From what Waddell's seen, the people who are buying now are coming from further and further away - Atlanta, New York, the upper Midwest. He's only made a few in-state sales in the past year.

Dauphin's buyers are investors and vacation home-seekers: people already priced out of other hot coastal real estate markets who find that rental income and second home tax breaks make up for the risks.

Remember those photos of the giant offshore oil platform that washed up on an Alabama beach during the storm? The same pictures are how Atlanta resident Scott Lusins learned that his vacation house, a few lots back, hadn't survived the storm. The Lusins family lost two houses when Katrina smashed through last year. This summer they're back, renting while they rebuild.

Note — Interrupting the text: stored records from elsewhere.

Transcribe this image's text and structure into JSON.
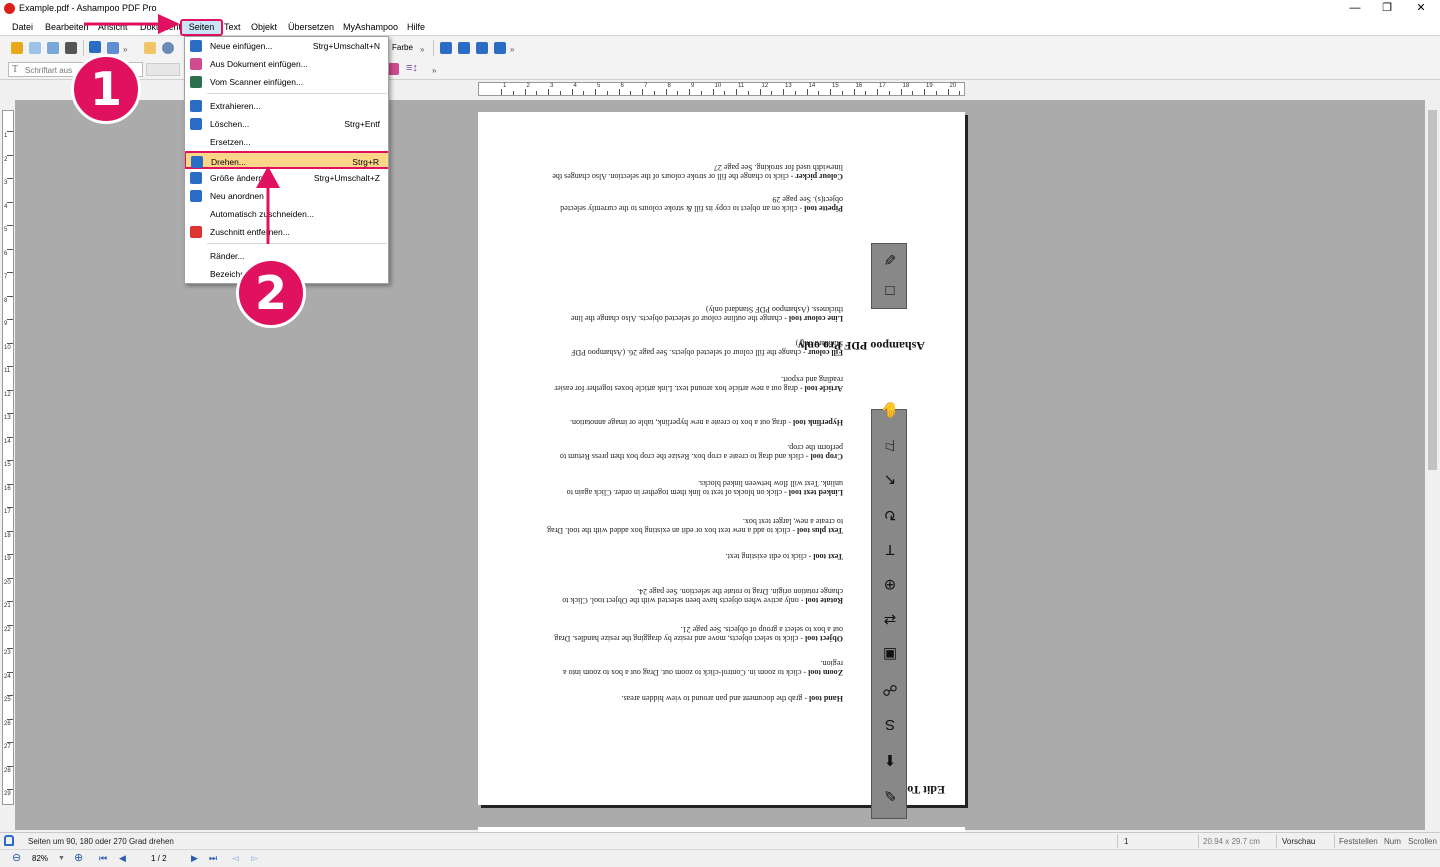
{
  "window": {
    "title": "Example.pdf - Ashampoo PDF Pro",
    "minimize": "—",
    "maximize": "❐",
    "close": "✕"
  },
  "menubar": {
    "items": [
      "Datei",
      "Bearbeiten",
      "Ansicht",
      "Dokument",
      "Seiten",
      "Text",
      "Objekt",
      "Übersetzen",
      "MyAshampoo",
      "Hilfe"
    ]
  },
  "toolbar": {
    "font_placeholder": "Schriftart aus",
    "color_label": "Farbe",
    "overflow": "»"
  },
  "seiten_menu": {
    "items": [
      {
        "label": "Neue einfügen...",
        "shortcut": "Strg+Umschalt+N",
        "icon": "insert-page-icon",
        "color": "#2b6cc4"
      },
      {
        "label": "Aus Dokument einfügen...",
        "shortcut": "",
        "icon": "insert-from-document-icon",
        "color": "#d04a8f"
      },
      {
        "label": "Vom Scanner einfügen...",
        "shortcut": "",
        "icon": "scanner-icon",
        "color": "#2e6f4e"
      },
      {
        "label": "Extrahieren...",
        "shortcut": "",
        "icon": "extract-icon",
        "color": "#2b6cc4"
      },
      {
        "label": "Löschen...",
        "shortcut": "Strg+Entf",
        "icon": "delete-page-icon",
        "color": "#2b6cc4"
      },
      {
        "label": "Ersetzen...",
        "shortcut": "",
        "icon": "",
        "color": ""
      },
      {
        "label": "Drehen...",
        "shortcut": "Strg+R",
        "icon": "rotate-page-icon",
        "color": "#2b6cc4"
      },
      {
        "label": "Größe ändern",
        "shortcut": "Strg+Umschalt+Z",
        "icon": "resize-icon",
        "color": "#2b6cc4"
      },
      {
        "label": "Neu anordnen",
        "shortcut": "",
        "icon": "sort-az-icon",
        "color": "#2b6cc4"
      },
      {
        "label": "Automatisch zuschneiden...",
        "shortcut": "",
        "icon": "",
        "color": ""
      },
      {
        "label": "Zuschnitt entfernen...",
        "shortcut": "",
        "icon": "remove-crop-icon",
        "color": "#d33"
      },
      {
        "label": "Ränder...",
        "shortcut": "",
        "icon": "",
        "color": ""
      },
      {
        "label": "Bezeichn",
        "shortcut": "",
        "icon": "",
        "color": ""
      }
    ]
  },
  "annotations": {
    "step1": "1",
    "step2": "2"
  },
  "ruler": {
    "h_numbers": [
      "1",
      "2",
      "3",
      "4",
      "5",
      "6",
      "7",
      "8",
      "9",
      "10",
      "11",
      "12",
      "13",
      "14",
      "15",
      "16",
      "17",
      "18",
      "19",
      "20"
    ],
    "v_numbers": [
      "1",
      "2",
      "3",
      "4",
      "5",
      "6",
      "7",
      "8",
      "9",
      "10",
      "11",
      "12",
      "13",
      "14",
      "15",
      "16",
      "17",
      "18",
      "19",
      "20",
      "21",
      "22",
      "23",
      "24",
      "25",
      "26",
      "27",
      "28",
      "29"
    ]
  },
  "document": {
    "section1_heading": "Edit Toolbar",
    "section2_heading": "Ashampoo PDF Pro only",
    "tool_entries": [
      {
        "name": "Hand tool",
        "desc": "- grab the document and pan around to view hidden areas."
      },
      {
        "name": "Zoom tool",
        "desc": "- click to zoom in. Control-click to zoom out. Drag out a box to zoom into a region."
      },
      {
        "name": "Object tool",
        "desc": "- click to select objects, move and resize by dragging the resize handles. Drag out a box to select a group of objects. See page 21."
      },
      {
        "name": "Rotate tool",
        "desc": "- only active when objects have been selected with the Object tool. Click to change rotation origin. Drag to rotate the selection. See page 24."
      },
      {
        "name": "Text tool",
        "desc": "- click to edit existing text."
      },
      {
        "name": "Text plus tool",
        "desc": "- click to add a new text box or edit an existing box added with the tool. Drag to create a new, larger text box."
      },
      {
        "name": "Linked text tool",
        "desc": "- click on blocks of text to link them together in order. Click again to unlink. Text will flow between linked blocks."
      },
      {
        "name": "Crop tool",
        "desc": "- click and drag to create a crop box. Resize the crop box then press Return to perform the crop."
      },
      {
        "name": "Hyperlink tool",
        "desc": "- drag out a box to create a new hyperlink, table or image annotation."
      },
      {
        "name": "Article tool",
        "desc": "- drag out a new article box around text. Link article boxes together for easier reading and export."
      },
      {
        "name": "Fill colour",
        "desc": "- change the fill colour of selected objects. See page 26. (Ashampoo PDF Standard only)"
      },
      {
        "name": "Line colour tool",
        "desc": "- change the outline colour of selected objects. Also change the line thickness. (Ashampoo PDF Standard only)"
      }
    ],
    "tool_entries_2": [
      {
        "name": "Pipette tool",
        "desc": "- click on an object to copy its fill & stroke colours to the currently selected object(s). See page 29"
      },
      {
        "name": "Colour picker",
        "desc": "- click to change the fill or stroke colours of the selection. Also changes the linewidth used for stroking. See page 27"
      }
    ],
    "strip_icons": [
      "✎",
      "⬆",
      "S",
      "☍",
      "▣",
      "⇄",
      "⊕",
      "T",
      "↻",
      "↖",
      "⚐",
      "✋"
    ],
    "strip2_icons": [
      "□",
      "✐"
    ]
  },
  "status": {
    "message": "Seiten um 90, 180 oder 270 Grad drehen",
    "page_index": "1",
    "page_size": "20.94 x 29.7 cm",
    "preview": "Vorschau",
    "caps": "Feststellen",
    "num": "Num",
    "scroll": "Scrollen"
  },
  "navigation": {
    "zoom": "82%",
    "page": "1 / 2"
  }
}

Lusins says he knew when he bought the property that the coast was entering a heavy hurricane period, "but I just said, if I'm going to do this, I can't sit here and worry about this. I've got insurance. Chances are my land's not going to wash away. Even though I saw some houses when we bought sitting in the water down there on that end, I just said, 'I'm not going to worry about it.'"

Dauphin Island's Katrina story is not one of old timers being driven from their homes, or holdouts camping on concrete slabs. Only 5-10% of the owners on the west end are year-round residents. And Scott Lusins' wife Linda admits the stakes are different for second-homes.

"It's not something that we cried I mean, we cried, but we didn't cry. We weren't devastated because people lost everything, you know? We just lost our vacation, which can be replaced."

In fact, replacing these homes after one hurricane or another has kept the Mobile construction industry busy for a decade now.

Construction worker Travis Alston figures he's helped rebuild more than a dozen homes on Dauphin Island this year, and he doesn't see business drying up any time soon. "It's crazy," Alston laughs. If the island were wiped out tomorrow, he says he'd expect owners to start rebuilding soon as they get the roads are fixed.

And now the island's getting some help from the federal government. The Army Corps of Engineers is set to construct a protective berm on the Gulf side next year. Island residents bear part of the project's cost, but they're quick to argue it benefits more than their own real estate.

David Connolly is one of the regulars filling barstools at the Pelican Pub. He's gathered with friends to play darts and discuss the day's fishing as the sun sinks into the Gulf. Currently the head of the Island's Property Owners Association, Connolly settled on Dauphin's west end ten years ago to enjoy a Jimmy Buffet-style retirement. After years of patching up from hurricanes, Katrina finally convinced him to move to a more-sheltered lot on the east side. But despite his caution, Connolly has no patience for those who question the island's right to rebuild, or the federal government's responsibility to help.

Connolly argues that, as a barrier island, Dauphin's fate is linked to that of the entire Mobile bay. Without the island, he says, Katrina's damage to south Alabama would have been much, much worse.

Besides, Connolly continues, government funds to rebuild the beaches are part of its occupants' due, as taxpayers. "I bet there's more in welfare checks and food stamps ever invested in Mobile and other places than goes here every few years," Connolly says, "so I mean, yeah, we need help now and then, but I don't think there's too many people down here on welfare."

Even without the government taking a bigger role, there are still enough other incentives to keep construction humming on the beach: tax credits for second homes, federal insurance to cover flood damage, and the simple gamble that houses will appreciate enough to sell before the next big one tears through.

It's a system in which land, usually a symbol of permanence, has become a temporary possession. And that, says realtor Wayne Waddell, tells you who the real losers in this game are.

"It's not the investor, it's not the people who own a home for rental income. They're okay. They may have lost a little money. But it's the end user. The person who lived in the community."

And to Waddell's way of looking at it, that's when the community loses too.

Megan Williams, WHQR News